--- SOURCE DATA Enclosed Below ---

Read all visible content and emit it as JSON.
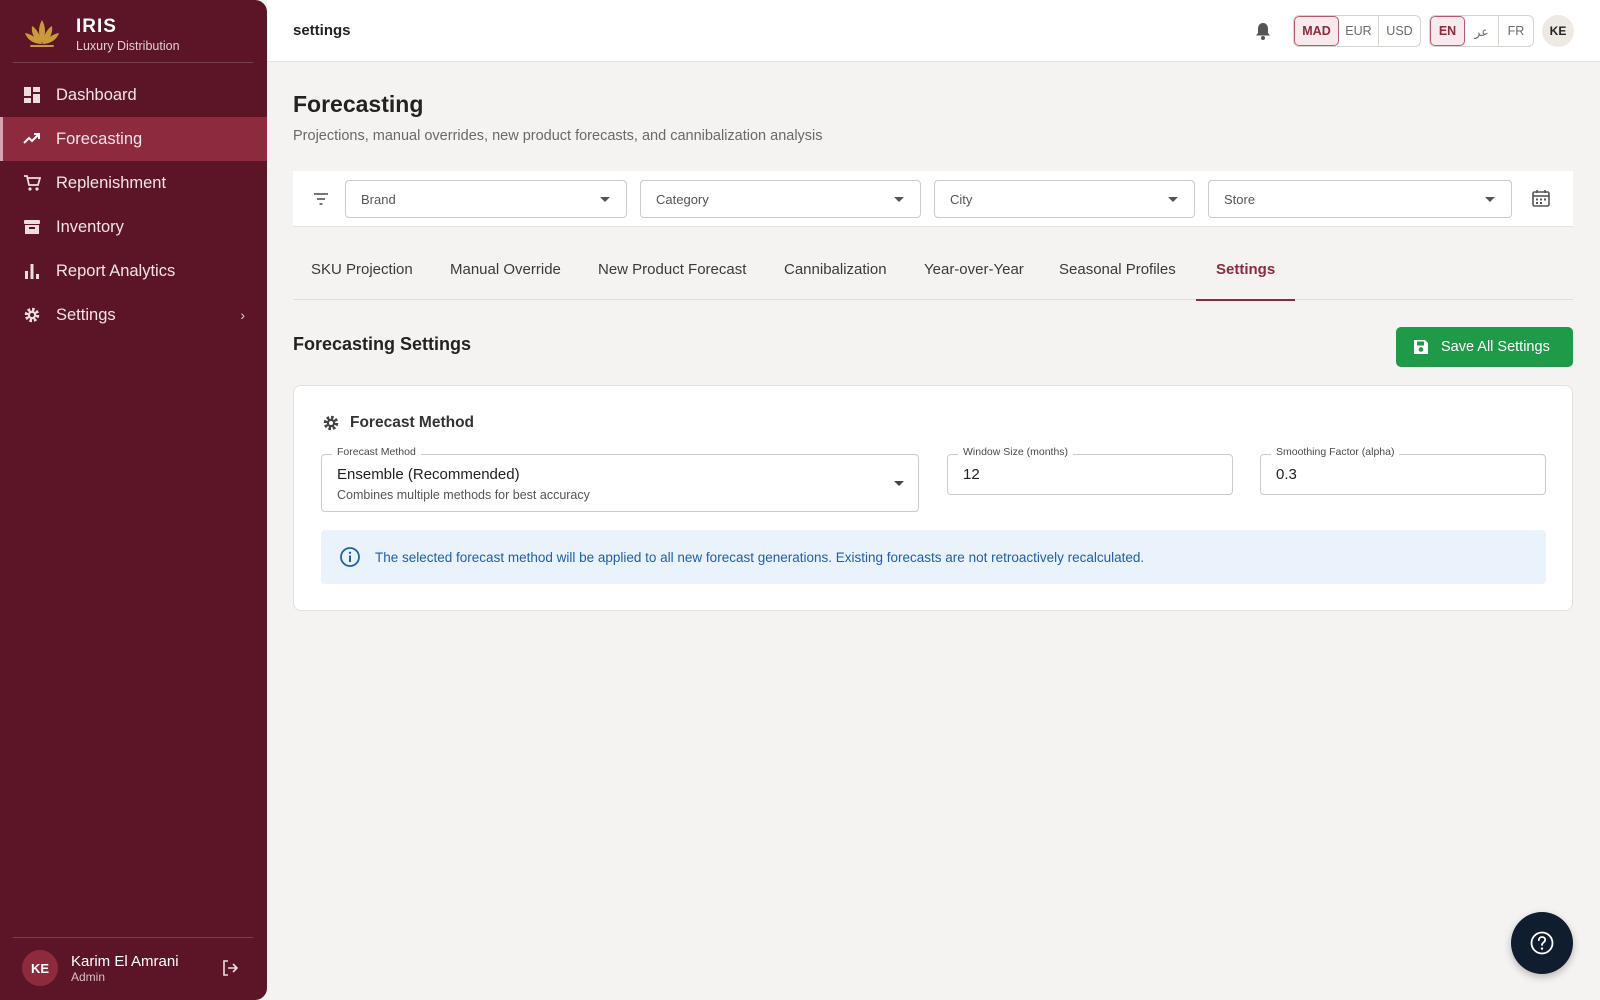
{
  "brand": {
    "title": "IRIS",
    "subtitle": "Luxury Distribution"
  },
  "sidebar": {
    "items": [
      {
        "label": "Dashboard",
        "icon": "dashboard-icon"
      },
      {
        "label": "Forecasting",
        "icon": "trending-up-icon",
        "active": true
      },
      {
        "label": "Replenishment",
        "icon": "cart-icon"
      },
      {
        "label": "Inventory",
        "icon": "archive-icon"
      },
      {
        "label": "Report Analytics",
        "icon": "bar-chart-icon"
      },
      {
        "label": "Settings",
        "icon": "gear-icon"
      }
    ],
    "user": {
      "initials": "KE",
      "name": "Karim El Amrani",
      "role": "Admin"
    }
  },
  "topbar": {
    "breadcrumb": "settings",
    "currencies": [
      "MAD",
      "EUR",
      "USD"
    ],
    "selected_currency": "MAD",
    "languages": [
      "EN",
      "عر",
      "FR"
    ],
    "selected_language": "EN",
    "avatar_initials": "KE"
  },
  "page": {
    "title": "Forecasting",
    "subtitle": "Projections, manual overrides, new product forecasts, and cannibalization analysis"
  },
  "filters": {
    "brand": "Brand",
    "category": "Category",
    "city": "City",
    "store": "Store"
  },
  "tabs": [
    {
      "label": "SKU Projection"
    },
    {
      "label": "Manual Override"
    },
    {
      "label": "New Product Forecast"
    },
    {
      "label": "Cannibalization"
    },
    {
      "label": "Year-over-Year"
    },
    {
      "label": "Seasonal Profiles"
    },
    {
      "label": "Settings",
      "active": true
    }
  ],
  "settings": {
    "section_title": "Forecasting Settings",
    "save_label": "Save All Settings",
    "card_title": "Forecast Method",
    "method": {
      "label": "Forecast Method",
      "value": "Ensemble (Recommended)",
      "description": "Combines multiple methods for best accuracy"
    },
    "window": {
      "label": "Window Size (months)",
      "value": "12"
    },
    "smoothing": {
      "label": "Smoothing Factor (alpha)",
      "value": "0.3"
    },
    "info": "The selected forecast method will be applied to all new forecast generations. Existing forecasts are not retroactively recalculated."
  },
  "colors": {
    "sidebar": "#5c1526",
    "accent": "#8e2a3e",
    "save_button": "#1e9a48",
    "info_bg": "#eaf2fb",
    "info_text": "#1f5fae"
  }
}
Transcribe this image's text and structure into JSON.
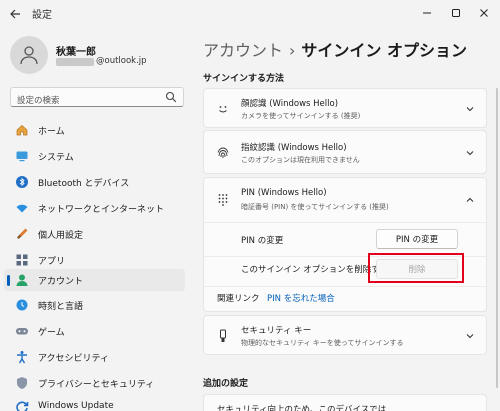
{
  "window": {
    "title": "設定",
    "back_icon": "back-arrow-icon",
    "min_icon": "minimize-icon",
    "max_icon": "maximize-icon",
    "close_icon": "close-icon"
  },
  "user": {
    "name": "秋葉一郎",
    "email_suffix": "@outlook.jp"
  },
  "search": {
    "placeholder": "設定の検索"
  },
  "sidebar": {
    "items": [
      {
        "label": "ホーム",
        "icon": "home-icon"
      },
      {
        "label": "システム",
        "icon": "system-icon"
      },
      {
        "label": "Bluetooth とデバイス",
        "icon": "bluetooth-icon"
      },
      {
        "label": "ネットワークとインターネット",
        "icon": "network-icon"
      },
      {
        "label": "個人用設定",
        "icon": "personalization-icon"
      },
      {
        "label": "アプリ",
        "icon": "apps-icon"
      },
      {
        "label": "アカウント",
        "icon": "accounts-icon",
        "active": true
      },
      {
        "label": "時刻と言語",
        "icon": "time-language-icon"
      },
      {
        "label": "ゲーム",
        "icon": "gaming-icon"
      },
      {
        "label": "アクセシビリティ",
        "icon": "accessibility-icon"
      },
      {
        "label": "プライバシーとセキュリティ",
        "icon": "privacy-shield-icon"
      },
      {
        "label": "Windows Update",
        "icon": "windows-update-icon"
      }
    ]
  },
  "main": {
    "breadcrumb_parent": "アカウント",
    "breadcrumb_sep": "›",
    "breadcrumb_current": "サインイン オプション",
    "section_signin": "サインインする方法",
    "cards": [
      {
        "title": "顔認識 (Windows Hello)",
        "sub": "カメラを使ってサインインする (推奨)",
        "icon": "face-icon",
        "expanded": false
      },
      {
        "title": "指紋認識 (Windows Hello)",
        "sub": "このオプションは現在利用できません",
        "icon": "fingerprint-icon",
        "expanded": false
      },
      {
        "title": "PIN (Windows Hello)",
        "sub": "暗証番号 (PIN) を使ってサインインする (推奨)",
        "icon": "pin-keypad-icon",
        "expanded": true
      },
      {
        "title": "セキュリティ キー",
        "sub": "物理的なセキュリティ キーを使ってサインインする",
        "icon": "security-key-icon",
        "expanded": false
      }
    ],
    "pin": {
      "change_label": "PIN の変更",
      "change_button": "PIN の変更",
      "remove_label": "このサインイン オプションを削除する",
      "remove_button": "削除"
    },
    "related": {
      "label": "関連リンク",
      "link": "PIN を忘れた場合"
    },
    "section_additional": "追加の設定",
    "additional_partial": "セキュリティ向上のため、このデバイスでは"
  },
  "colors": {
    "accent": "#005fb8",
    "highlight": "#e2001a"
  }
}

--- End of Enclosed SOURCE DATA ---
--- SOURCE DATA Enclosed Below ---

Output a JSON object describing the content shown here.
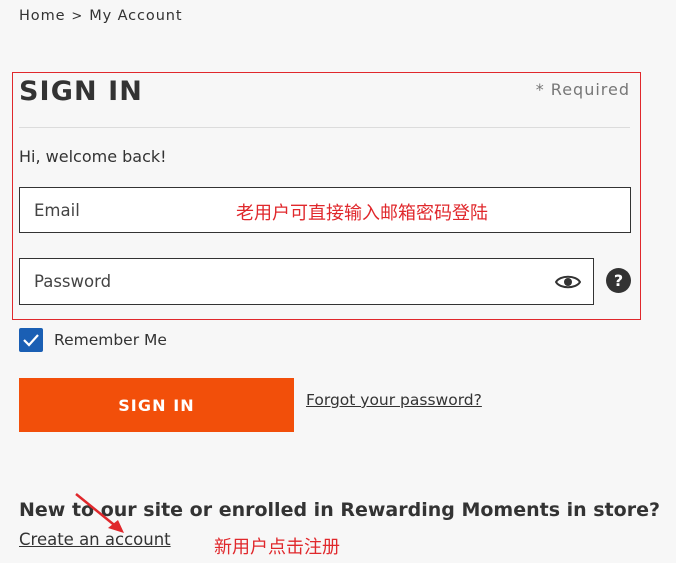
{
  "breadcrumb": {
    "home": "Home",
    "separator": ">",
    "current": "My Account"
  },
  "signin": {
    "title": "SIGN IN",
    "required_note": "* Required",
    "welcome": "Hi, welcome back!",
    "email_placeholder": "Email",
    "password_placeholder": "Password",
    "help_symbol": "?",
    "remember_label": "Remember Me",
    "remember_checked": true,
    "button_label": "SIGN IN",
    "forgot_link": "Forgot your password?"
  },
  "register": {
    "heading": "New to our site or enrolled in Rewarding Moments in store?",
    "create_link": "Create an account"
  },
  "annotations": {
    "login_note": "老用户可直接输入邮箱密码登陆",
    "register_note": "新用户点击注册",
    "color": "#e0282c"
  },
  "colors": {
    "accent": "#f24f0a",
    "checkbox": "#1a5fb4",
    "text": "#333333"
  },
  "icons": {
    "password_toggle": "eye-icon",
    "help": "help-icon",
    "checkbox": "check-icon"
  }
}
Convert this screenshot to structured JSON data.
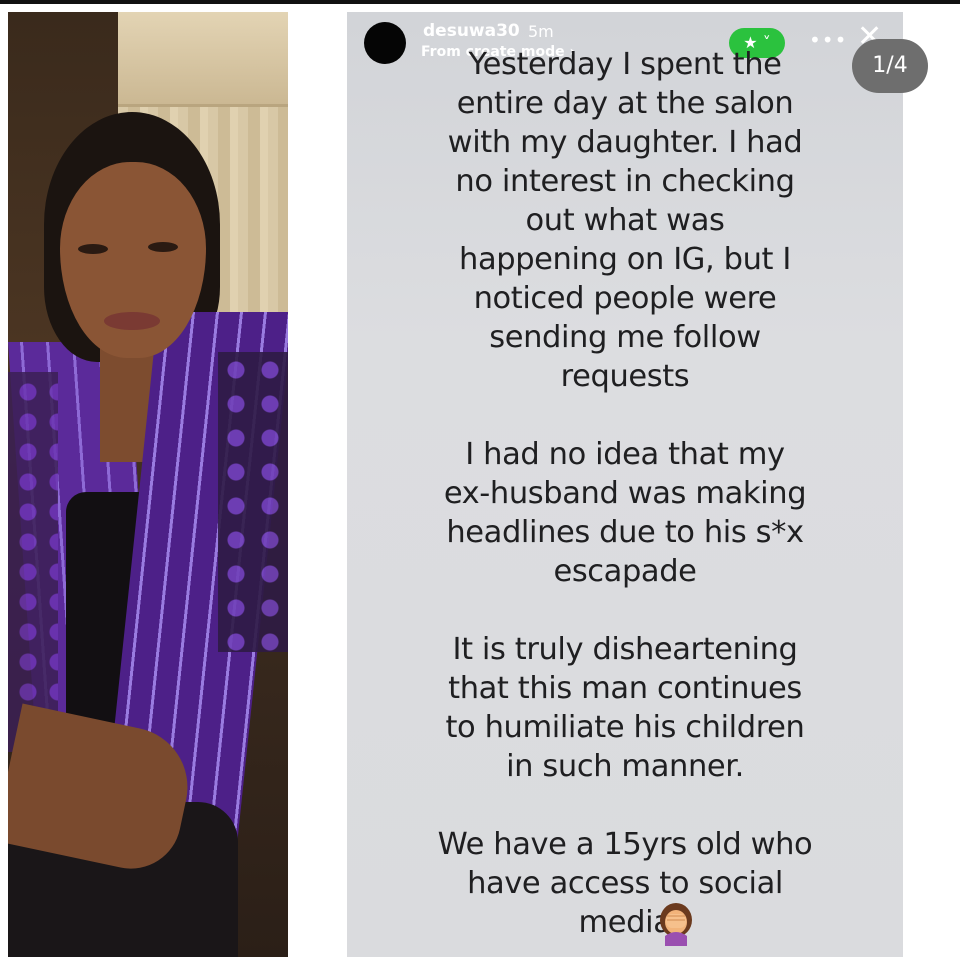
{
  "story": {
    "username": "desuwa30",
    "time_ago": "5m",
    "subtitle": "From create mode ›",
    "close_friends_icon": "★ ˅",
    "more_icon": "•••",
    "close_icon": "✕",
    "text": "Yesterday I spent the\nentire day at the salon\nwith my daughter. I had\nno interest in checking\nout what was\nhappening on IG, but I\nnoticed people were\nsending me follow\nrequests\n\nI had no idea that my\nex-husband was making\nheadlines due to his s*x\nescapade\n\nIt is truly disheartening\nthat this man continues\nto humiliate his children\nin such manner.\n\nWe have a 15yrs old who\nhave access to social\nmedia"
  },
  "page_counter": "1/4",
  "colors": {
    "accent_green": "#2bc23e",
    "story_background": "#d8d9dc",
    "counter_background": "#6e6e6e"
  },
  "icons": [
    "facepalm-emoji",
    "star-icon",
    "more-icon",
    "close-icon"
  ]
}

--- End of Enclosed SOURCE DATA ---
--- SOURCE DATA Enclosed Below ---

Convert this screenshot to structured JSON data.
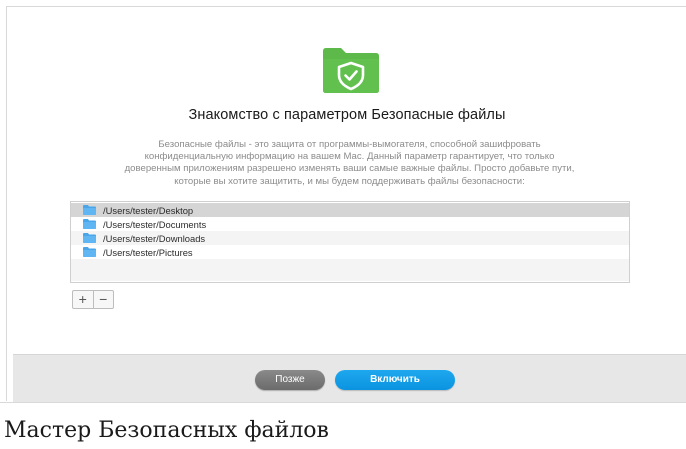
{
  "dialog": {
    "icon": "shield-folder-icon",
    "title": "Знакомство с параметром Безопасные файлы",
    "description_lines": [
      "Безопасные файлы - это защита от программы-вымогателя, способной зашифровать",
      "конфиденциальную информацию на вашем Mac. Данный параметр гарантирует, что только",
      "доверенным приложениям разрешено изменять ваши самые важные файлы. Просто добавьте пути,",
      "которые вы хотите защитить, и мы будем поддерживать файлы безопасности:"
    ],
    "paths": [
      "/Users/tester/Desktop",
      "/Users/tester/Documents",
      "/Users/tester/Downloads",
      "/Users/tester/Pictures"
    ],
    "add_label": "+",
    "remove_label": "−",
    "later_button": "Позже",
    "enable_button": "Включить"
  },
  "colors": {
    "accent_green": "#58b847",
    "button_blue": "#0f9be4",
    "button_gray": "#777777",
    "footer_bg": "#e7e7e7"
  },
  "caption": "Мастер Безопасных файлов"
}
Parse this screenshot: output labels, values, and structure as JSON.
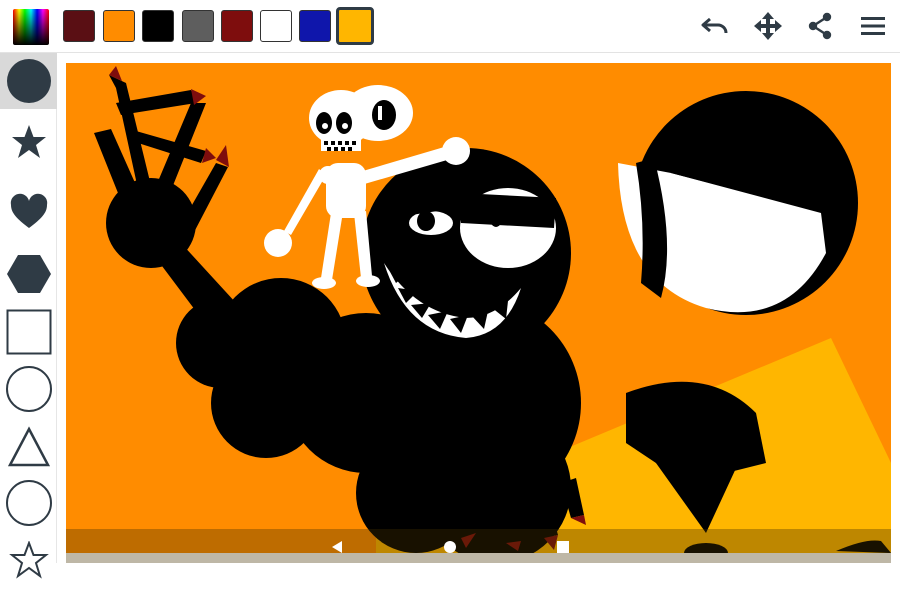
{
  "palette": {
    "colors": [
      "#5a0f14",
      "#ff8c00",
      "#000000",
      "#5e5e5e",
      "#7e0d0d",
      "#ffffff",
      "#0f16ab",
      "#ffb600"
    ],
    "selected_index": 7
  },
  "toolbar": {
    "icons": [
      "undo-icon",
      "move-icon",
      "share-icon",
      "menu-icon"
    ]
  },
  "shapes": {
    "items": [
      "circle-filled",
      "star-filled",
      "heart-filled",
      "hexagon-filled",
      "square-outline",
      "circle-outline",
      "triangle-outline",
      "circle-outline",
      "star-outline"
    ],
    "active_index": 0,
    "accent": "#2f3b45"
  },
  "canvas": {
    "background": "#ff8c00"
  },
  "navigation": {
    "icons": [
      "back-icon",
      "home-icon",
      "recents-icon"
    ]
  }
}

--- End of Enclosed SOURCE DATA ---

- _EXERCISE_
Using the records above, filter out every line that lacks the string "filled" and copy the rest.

- _OUTPUT OF THE TASK_
      "circle-filled",
      "star-filled",
      "heart-filled",
      "hexagon-filled",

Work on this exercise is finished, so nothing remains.